A 2019 audit by the Utah Legislature found the state regulatory agency in charge of inspecting oil and gas production had not issued a single fine in its 20-year history. (Craddick/Adobe Stock)
A 2019 audit by the Utah Legislature found the state regulatory agency in charge of inspecting oil and gas production had not issued a single fine in its 20-year history. (Craddick/Adobe Stock)
May 4, 2020

SALT LAKE CITY -- Regulatory agencies in most western states have improved their oversight of the oil and gas industry in recent years. A recent analysis, however, shows that one state -- Utah -- stands out as the worst over the past two decades at dealing with violations.

Aaron Weiss, deputy director at the Center for Western Priorities, said a 2019 audit ordered by the Utah Legislature found producers in Utah were essentially free to pollute groundwater and release greenhouse gases, in violation of state law.

"What we discovered and what the Legislature also discovered recently through an audit, is that Utah did not have any functioning enforcement or safety program," Weiss said. "They've been around for 20 years and had never issued a single fine."

In 2019, agency director John Baza told lawmakers he would hire additional staff and release funds to work through a backlog of more than 100 unresolved cases. He also asked legislators to change a state law requiring his agency to get a court order to collect fines.

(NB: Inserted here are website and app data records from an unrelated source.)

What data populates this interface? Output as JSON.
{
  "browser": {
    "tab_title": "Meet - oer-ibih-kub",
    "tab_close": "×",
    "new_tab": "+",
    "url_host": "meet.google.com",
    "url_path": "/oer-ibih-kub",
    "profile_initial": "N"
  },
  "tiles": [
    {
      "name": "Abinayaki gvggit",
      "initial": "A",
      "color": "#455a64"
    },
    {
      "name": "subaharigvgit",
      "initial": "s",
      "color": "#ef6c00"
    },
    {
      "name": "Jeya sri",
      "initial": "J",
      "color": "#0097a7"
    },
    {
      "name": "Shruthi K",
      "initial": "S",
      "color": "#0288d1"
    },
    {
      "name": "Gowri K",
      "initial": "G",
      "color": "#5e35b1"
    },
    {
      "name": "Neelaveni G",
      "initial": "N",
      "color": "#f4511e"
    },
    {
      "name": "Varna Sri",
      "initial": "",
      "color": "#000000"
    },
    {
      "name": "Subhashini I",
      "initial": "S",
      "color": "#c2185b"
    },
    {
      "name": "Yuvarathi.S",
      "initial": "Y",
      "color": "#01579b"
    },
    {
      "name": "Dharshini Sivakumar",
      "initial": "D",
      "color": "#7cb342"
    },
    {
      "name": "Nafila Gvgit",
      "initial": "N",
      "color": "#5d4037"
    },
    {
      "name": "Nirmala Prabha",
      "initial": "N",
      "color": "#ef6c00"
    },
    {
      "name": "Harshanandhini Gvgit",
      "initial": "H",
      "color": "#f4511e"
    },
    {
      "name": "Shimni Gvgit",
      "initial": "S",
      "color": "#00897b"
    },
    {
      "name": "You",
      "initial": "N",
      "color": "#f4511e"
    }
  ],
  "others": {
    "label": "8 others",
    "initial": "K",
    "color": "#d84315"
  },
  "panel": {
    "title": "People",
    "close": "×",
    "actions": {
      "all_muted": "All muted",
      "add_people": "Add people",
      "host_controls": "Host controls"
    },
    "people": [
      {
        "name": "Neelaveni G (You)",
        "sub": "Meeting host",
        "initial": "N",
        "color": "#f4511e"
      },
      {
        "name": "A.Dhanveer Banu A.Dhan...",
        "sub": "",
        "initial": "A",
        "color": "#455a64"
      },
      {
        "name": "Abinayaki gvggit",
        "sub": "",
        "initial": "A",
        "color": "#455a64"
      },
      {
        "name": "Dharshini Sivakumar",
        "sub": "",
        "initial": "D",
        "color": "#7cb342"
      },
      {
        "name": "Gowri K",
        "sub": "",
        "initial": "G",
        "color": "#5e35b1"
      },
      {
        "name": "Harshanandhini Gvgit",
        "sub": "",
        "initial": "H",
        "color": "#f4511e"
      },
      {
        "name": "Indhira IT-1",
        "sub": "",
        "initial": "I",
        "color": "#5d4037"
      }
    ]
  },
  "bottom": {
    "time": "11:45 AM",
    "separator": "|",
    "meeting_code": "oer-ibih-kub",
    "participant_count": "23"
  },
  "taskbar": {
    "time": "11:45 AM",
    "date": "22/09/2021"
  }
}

Weiss said the audit found Utah's regulatory agency was chronically understaffed, had a "culture of noncompliance," and often squandered its budget. He said they are optimistic that new leadership at the agency can bring producers up to standards.

"They did finally get caught doing nothing in the last couple months," he said. "So, the hope is now that they've been busted not doing anything for 20 years, that things may change."

According to Weiss, the analysis shows such states as Colorado and Nevada are doing a good job, while others -- including New Mexico and Wyoming -- are improving. But he said he fears financial pressures from the pandemic economic slowdown will put extra pressure on oil and gas inspectors.

"Extraction numbers are going to plummet," he said. "And as a result of that, you're going to have producers going bankrupt this year; you're going to have lots of wells getting shut in. And you're going to have financial incentives to cut corners when they're doing that."

Weiss said state regulators must balance their roles in both ensuring the flow of oil and gas royalties into state coffers while protecting the environment from water and air pollution.

Mark Richardson, Public News Service - UT